After lunch, we walked up the hill to another new-to-market house just a couple of blocks away from where we currently live. It was OK…nothing spectacular, but we could see how we could make it liveable. The problem was that it was, again, on a hill, but for a different reason. It isn’t a huge hill; in fact, Dan often rides up it just for something to do when he is arriving home and needs another few hundred metres to reach a goal. But we had high hopes that the hill would give us a great view, and it would have were it not for the neighbour below having a pool…and therefore, by law, a high fence. And of all the possible types of fences, this one was the worst: a basic steel backyard fence, topped off with horrible bamboo. So, not only was the view blocked, it was blocked by an ugly fence that belonged to someone else and couldn’t be altered. Ugh.
What we have learned so far is that house hunting will be a long, arduous process. We know what we want, and how much we want to spend. But Wagga seems to have been built in stages: there is old, middle, and new period. Old houses are beautiful and centrally located, but to get one that has what we want (actually need: a renovated interior with modern kitchen and two bathrooms!) is way beyond our means. The middle period houses are in the ‘not-too-far-out’ suburbs, but were built in a time when everyone was procreating like mad and wanted 5 bedrooms and 3 living rooms…but one bathroom and a crappy kitchen and probably a swimming pool. Not what we want. Some of the new houses are not bad, but they are getting toward the outskirts of the city and that means a more sterile environment with fewer trees and no parrots…sure, there are kangaroos in some of the open blocks still (saw several last week on our hunt), but as houses fill in those empty blocks those will go away too. Just like we ousted the coyotes from Terwillegar Towne…
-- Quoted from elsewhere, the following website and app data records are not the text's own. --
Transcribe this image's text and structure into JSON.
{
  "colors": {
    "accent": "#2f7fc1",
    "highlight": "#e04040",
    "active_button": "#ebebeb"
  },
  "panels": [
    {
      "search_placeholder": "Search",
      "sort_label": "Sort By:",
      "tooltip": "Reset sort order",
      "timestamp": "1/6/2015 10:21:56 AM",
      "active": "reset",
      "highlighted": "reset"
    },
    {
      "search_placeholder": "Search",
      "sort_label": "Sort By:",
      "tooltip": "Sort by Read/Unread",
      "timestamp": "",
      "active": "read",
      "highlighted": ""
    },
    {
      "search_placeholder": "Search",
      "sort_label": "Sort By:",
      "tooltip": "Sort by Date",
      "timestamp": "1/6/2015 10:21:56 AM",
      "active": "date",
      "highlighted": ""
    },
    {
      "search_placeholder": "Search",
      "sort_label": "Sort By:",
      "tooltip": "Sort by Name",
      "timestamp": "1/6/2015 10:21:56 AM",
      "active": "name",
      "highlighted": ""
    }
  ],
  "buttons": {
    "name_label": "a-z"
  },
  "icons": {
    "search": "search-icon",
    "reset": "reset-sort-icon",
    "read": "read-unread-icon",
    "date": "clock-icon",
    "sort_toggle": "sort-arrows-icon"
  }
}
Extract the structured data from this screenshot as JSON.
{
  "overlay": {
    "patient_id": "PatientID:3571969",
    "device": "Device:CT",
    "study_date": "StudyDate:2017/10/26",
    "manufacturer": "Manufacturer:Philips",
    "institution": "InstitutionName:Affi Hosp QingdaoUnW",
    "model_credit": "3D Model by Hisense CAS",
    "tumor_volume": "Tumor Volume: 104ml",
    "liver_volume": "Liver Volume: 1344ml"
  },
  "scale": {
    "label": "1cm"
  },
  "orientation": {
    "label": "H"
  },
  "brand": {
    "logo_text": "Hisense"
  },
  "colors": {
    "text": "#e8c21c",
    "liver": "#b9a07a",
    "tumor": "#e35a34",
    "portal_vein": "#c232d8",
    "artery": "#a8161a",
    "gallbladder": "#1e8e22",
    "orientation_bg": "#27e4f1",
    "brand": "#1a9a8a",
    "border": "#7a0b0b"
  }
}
It will probably be a couple of weeks before we get out again on an open house tour, so maybe the vendors will have had time to cut their grass and wash the windows by then.